The two have been picked in the T20 squad too, with an eye on next year’s T20 World Cup, the next big assignment in world cricket.
Former India batsman, coach and selector Anshuman Gaekwad said the selectors and team management must show far-sightedness as far as a player’s potential is concerned and back him through and through. “In the last two-three years we have tried 13-14 players; this can’t happen. We should be able to judge who is there for the long term. You need them (Rahane) in places like England, Australia, South Africa and New Zealand, where conditions are tough to bat. You need to give the player assurance. It’s not that he has done badly. When you try out so many new faces, you forget the old ones.”
Gaekwad gave Rahul Dravid’s example. “When I was coach, the selectors were convinced Dravid was not a one-day player. It took me a long time to convince them and they relented when two sides had to be picked at the same time in 1998, for the Commonwealth Games and a one-day series in Toronto. Look where Dravid is now? He finished with 10,000 plus runs in ODIs. (In some ways) it is a similar case (with Rahane).
“It was the same with Mohammad Azharuddin. His first game was my last Test and he got three hundreds in a row. After that he continuously kept failing, but the selectors never doubted his ability.”
If Pandey and Iyer are hoping to blaze the turf like top-order men do, then they are also likely to trip up like Rahane and Rayudu.
When asked about Rahane after Sunday’s selection meeting, Prasad didn’t have a convincing answer. “He was there in the scheme of things but we have to reward performances of India ‘A’. That is why we haven’t included him.”
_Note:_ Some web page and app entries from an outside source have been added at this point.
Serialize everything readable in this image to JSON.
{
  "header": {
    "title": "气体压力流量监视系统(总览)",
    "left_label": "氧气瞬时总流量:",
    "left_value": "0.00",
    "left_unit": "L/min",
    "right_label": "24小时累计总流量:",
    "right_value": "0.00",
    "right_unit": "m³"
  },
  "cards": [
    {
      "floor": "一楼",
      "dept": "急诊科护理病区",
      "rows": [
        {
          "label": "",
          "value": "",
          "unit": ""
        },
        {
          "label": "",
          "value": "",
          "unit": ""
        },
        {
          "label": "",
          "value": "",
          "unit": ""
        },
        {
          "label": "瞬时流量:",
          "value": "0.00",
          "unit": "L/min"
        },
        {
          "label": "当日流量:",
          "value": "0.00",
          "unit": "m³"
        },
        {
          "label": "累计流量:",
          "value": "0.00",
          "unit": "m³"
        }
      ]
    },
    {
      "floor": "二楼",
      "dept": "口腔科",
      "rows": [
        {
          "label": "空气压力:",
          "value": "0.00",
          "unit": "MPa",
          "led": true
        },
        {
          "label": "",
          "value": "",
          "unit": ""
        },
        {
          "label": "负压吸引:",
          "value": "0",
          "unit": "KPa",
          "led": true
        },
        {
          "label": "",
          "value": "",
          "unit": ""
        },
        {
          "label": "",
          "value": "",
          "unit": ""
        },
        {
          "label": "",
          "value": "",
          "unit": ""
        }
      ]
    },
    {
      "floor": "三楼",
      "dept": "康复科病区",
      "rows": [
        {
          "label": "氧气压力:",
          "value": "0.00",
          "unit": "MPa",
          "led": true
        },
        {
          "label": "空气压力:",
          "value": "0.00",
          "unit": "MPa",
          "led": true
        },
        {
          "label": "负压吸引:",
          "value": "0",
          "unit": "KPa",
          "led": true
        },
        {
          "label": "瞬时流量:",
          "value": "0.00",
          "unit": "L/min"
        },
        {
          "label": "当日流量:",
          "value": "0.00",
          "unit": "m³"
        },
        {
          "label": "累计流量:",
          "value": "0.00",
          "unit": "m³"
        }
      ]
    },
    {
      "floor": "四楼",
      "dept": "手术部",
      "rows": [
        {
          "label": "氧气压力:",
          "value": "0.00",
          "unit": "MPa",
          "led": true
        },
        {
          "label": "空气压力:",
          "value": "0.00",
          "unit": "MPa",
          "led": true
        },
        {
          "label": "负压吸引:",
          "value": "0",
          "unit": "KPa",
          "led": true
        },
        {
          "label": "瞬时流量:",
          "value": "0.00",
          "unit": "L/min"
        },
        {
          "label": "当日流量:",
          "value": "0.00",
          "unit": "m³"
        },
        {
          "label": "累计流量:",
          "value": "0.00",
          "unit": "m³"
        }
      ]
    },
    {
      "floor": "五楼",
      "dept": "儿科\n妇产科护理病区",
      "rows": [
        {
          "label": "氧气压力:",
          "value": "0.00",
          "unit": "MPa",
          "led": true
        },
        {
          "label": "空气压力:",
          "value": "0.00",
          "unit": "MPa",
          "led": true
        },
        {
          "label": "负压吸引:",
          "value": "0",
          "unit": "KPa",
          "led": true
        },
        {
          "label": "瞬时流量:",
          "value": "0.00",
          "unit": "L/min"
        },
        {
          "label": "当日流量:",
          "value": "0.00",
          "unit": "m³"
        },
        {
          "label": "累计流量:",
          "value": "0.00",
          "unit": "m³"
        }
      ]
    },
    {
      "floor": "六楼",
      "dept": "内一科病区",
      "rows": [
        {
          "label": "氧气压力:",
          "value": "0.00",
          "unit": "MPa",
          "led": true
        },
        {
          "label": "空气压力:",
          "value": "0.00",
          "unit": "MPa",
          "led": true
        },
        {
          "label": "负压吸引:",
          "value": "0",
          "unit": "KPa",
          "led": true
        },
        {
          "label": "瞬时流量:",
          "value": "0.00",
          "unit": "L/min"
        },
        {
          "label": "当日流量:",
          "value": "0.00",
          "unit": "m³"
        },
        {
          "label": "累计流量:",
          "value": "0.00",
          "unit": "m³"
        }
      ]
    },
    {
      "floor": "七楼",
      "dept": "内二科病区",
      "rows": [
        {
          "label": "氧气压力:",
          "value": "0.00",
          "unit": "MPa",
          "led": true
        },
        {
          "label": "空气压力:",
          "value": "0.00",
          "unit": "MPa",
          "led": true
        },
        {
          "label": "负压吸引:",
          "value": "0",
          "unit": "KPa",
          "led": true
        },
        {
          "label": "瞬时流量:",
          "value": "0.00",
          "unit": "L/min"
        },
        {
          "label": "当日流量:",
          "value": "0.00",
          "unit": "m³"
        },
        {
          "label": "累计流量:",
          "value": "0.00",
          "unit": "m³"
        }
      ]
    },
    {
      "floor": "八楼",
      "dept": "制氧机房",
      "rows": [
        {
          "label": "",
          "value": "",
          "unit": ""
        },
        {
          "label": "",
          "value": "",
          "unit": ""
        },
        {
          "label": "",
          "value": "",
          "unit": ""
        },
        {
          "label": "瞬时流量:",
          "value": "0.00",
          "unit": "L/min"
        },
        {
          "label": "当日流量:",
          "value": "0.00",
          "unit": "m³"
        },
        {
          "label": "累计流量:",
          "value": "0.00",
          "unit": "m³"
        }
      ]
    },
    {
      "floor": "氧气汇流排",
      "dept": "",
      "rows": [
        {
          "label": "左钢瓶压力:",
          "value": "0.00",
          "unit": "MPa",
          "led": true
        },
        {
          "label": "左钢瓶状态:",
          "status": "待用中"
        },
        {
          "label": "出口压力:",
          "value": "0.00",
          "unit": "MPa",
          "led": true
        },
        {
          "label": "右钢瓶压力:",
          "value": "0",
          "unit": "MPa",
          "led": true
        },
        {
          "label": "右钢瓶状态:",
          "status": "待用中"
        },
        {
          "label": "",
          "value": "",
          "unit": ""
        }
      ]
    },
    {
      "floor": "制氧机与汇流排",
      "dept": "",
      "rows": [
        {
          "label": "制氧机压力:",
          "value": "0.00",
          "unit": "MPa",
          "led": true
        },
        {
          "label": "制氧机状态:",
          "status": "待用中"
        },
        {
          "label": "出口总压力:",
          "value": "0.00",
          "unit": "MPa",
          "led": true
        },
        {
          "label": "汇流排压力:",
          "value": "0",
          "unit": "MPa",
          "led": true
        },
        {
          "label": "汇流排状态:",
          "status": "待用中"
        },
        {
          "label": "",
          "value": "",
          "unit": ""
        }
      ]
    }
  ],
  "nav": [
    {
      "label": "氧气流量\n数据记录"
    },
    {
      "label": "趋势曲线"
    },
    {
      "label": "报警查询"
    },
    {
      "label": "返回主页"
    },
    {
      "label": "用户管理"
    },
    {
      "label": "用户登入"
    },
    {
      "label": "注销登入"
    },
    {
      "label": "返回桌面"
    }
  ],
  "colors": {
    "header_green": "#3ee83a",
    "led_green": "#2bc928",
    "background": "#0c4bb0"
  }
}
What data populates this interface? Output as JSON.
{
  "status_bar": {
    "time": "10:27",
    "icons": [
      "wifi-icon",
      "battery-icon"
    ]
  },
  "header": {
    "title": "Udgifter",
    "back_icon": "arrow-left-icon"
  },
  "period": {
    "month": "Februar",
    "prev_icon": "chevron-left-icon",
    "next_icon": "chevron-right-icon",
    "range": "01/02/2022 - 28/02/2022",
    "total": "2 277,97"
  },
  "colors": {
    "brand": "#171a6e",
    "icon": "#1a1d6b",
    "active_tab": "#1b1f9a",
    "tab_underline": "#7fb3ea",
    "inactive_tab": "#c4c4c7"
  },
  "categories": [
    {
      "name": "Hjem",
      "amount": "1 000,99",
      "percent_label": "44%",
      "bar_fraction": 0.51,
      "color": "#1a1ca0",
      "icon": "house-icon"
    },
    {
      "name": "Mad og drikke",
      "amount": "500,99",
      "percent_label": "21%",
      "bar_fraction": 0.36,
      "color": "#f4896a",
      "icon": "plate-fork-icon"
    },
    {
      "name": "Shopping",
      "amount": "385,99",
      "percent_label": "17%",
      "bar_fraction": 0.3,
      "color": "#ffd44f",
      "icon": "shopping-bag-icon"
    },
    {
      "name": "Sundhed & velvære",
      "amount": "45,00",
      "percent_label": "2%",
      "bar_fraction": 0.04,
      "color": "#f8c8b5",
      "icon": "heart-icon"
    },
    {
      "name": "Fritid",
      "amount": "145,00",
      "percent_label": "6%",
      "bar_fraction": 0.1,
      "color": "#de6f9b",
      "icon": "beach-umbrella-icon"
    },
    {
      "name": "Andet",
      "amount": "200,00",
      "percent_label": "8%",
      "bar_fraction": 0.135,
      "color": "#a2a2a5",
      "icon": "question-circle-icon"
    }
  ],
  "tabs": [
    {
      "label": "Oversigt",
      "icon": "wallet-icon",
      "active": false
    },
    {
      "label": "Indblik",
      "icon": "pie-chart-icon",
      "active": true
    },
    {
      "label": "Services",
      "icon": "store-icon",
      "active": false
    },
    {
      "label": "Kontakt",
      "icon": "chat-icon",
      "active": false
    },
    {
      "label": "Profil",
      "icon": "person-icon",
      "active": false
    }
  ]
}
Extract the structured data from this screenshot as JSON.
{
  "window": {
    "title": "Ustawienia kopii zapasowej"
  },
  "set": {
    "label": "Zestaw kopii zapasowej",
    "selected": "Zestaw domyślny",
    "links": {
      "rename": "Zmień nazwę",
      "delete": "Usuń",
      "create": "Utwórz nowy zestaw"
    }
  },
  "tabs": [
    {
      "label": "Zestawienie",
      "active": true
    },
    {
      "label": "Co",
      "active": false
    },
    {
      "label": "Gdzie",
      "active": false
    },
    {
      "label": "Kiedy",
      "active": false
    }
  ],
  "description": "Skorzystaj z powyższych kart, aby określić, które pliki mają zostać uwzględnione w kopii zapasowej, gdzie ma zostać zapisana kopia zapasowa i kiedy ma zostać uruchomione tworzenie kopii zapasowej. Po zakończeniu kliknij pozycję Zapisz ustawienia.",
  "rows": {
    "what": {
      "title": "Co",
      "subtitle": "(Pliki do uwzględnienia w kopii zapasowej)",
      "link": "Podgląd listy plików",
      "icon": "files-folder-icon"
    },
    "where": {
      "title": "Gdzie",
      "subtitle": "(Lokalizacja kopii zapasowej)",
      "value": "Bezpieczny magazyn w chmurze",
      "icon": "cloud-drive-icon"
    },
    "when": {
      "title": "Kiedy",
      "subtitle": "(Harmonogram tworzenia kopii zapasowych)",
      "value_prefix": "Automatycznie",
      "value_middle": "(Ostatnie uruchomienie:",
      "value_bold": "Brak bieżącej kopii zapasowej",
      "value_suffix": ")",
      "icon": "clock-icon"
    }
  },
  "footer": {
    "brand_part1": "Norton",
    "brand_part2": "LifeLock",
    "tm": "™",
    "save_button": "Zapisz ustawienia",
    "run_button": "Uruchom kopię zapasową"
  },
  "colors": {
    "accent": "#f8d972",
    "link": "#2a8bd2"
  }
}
All eyes are now on Pandey and Iyer. They have the potential to do their job effectively. The Indian team management has to lower its expectations and let them be themselves.
First Published: Jul 22, 2019 23:31 IST